The suspension of the mass housing project has seemingly come back to haunt government and the National Housing Enterprise (NHE) after one of the contractors, Power-Oyeno, filed summons against the two parties for non-payment of over N$100 million owed to the company.
Urban and Rural Development Minister Sophia Shaningwa recently suspended the project, citing NHE’s failure to secure N$2 billion needed to fund the construction of houses under the first phase of the project.
Shaningwa, in her capacity as the line minister, is cited as second respondent in the matter, while NHE is listed as first respondent.
Power-Oyeno, owned in part by businessman Paulo Shipoke, was contracted to build 2 034 houses in Swakopmund in a deal worth N$796 million – one of the biggest tenders awarded under the mass housing scheme.

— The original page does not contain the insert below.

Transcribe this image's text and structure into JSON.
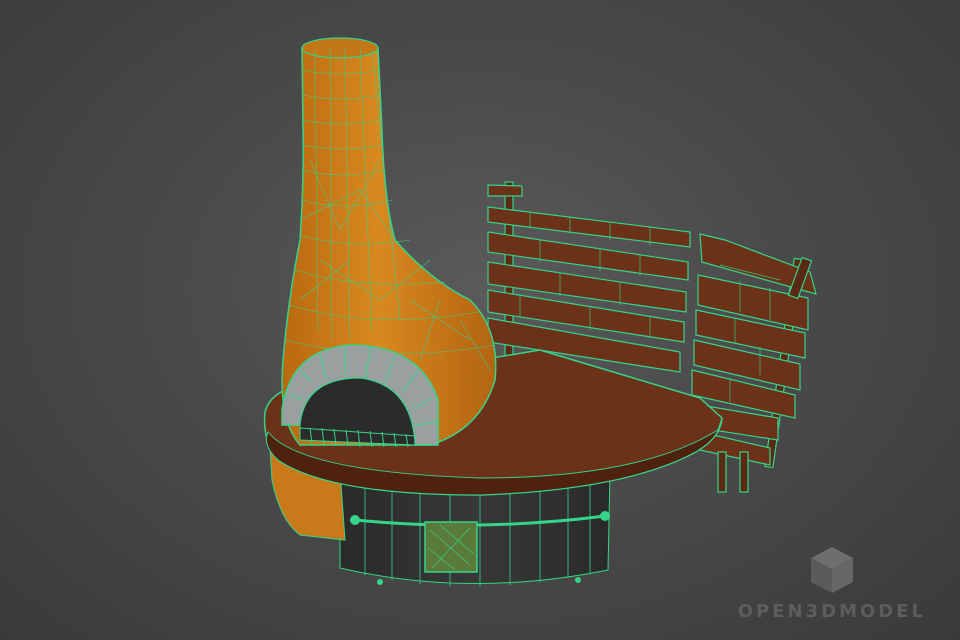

The contractor allegedly tried in vain to secure payment from NHE after several payment deadlines lapsed.
The exact amount owed to the company is N$101 999 513. Amid demands for payment and after Shaningwa suspended the mass housing scheme, NHE CEO Vinson Hailulu wrote a letter to Power-Oyeno dated June 3, 2015, in which he explained government’s decision.
“Please note that the NHE is just an implementing agency of the government for the MHDP (Mass Housing Development Programme), and thus the minister has the ultimate and final decision,” Hailulu, who is set to leave NHE in August, wrote.

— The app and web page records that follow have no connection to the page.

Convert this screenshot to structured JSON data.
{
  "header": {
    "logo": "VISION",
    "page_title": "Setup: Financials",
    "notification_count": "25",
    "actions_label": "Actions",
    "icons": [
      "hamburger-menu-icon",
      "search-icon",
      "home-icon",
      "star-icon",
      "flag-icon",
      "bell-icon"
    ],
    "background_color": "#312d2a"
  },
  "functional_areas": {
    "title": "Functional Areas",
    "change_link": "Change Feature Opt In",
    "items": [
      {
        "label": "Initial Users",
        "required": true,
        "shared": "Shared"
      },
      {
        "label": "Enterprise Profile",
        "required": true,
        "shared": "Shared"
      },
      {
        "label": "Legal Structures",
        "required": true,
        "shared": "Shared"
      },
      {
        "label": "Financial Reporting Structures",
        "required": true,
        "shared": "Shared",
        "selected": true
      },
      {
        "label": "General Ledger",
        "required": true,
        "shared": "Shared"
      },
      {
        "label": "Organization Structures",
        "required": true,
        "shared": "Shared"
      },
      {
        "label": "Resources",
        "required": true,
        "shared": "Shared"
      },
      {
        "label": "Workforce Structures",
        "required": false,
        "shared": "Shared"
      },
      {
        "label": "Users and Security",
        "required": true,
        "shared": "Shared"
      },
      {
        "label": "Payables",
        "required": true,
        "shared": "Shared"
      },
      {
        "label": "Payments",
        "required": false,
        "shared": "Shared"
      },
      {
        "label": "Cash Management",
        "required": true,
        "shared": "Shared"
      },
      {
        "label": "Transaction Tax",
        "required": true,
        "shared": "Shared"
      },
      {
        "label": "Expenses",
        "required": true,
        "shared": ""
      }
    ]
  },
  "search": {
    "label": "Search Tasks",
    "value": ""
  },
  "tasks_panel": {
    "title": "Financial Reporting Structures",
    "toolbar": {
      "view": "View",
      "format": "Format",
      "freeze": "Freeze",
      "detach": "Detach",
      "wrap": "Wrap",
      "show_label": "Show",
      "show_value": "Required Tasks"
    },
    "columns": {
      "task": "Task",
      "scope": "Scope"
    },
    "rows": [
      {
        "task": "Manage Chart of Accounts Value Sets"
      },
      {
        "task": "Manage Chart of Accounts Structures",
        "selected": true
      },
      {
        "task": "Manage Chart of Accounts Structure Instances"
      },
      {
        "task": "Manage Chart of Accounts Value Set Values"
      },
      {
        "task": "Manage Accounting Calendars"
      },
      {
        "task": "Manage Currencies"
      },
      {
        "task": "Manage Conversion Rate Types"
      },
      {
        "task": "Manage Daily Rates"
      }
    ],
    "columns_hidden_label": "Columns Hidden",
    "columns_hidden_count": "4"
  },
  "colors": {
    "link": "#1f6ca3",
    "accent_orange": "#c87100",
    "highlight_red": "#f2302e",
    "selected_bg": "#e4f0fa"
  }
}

Power-Oyeno contends that by suspending the mass housing programme, government was breaching the contract entered between NHE and contractors for the project.

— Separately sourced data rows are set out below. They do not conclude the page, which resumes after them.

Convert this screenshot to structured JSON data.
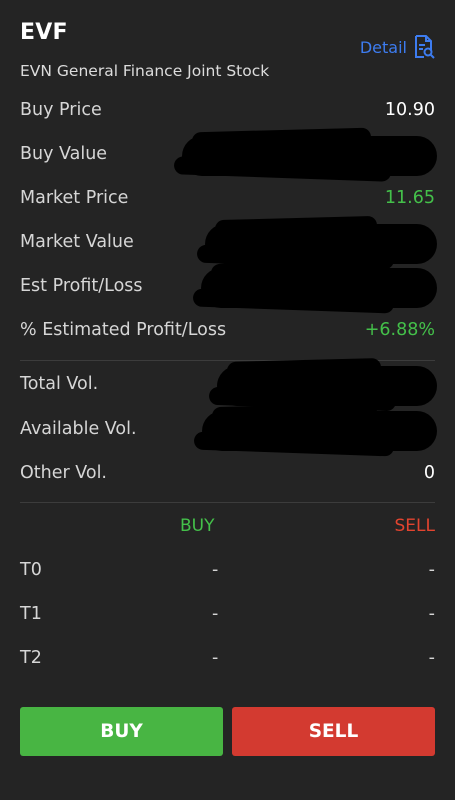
{
  "header": {
    "symbol": "EVF",
    "company": "EVN General Finance Joint Stock",
    "detail_label": "Detail"
  },
  "summary": [
    {
      "label": "Buy Price",
      "value": "10.90",
      "redacted": false,
      "color": "#ffffff"
    },
    {
      "label": "Buy Value",
      "value": "",
      "redacted": true
    },
    {
      "label": "Market Price",
      "value": "11.65",
      "redacted": false,
      "color": "#44c04a"
    },
    {
      "label": "Market Value",
      "value": "",
      "redacted": true
    },
    {
      "label": "Est Profit/Loss",
      "value": "",
      "redacted": true
    },
    {
      "label": "% Estimated Profit/Loss",
      "value": "+6.88%",
      "redacted": false,
      "color": "#44c04a"
    }
  ],
  "volume": [
    {
      "label": "Total Vol.",
      "value": "",
      "redacted": true
    },
    {
      "label": "Available Vol.",
      "value": "",
      "redacted": true
    },
    {
      "label": "Other Vol.",
      "value": "0",
      "redacted": false
    }
  ],
  "settlement": {
    "buy_header": "BUY",
    "sell_header": "SELL",
    "rows": [
      {
        "label": "T0",
        "buy": "-",
        "sell": "-"
      },
      {
        "label": "T1",
        "buy": "-",
        "sell": "-"
      },
      {
        "label": "T2",
        "buy": "-",
        "sell": "-"
      }
    ]
  },
  "actions": {
    "buy_label": "BUY",
    "sell_label": "SELL"
  },
  "colors": {
    "background": "#242424",
    "accent_link": "#3d7cf0",
    "positive": "#44c04a",
    "negative": "#e3442f",
    "buy_button": "#48b543",
    "sell_button": "#d33a30"
  }
}
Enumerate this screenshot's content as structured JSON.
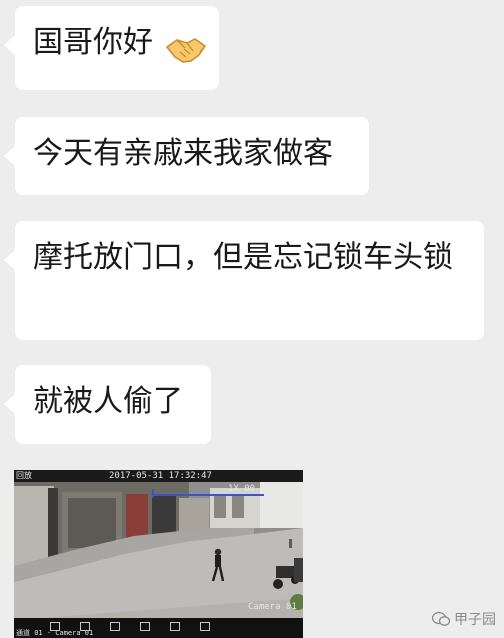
{
  "messages": [
    {
      "text": "国哥你好"
    },
    {
      "text": "今天有亲戚来我家做客"
    },
    {
      "text": "摩托放门口，但是忘记锁车头锁"
    },
    {
      "text": "就被人偷了"
    }
  ],
  "handshake_emoji": "handshake-icon",
  "video": {
    "timestamp": "2017-05-31 17:32:47",
    "playback_label": "回放",
    "camera_label": "Camera 01",
    "footer_label": "通道 01 · Camera 01",
    "zoom_text": "1X  00"
  },
  "watermark": {
    "text": "甲子园"
  },
  "colors": {
    "background": "#ededed",
    "bubble": "#ffffff",
    "text": "#191919"
  }
}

The contractor asked the court to impose an annual 20 percent interest on the amount it is owed by NHE if the State-owned company continues to fail to honour its obligation towards the contractor.
The mass housing project, initiated by former president Hifikepunye Pohamba in late 2013, has been a subject of much controversy since its inception.
Issues have particularly revolved around funding, with NHE often saying that government, as the mother of the project, has shown little financial commitment towards its own baby.
The housing parastatal has been reluctant to dig into its own pockets to fund the mass housing project, saying the money it had is earmarked for executing its original mandate – that of providing affordable housing to Namibians.
Government, on the other hand, believes NHE, as its company established to lead the onslaught against the country’s housing crisis, should take the lead in securing funding for mass housing project, a plan that has proven futile thus far.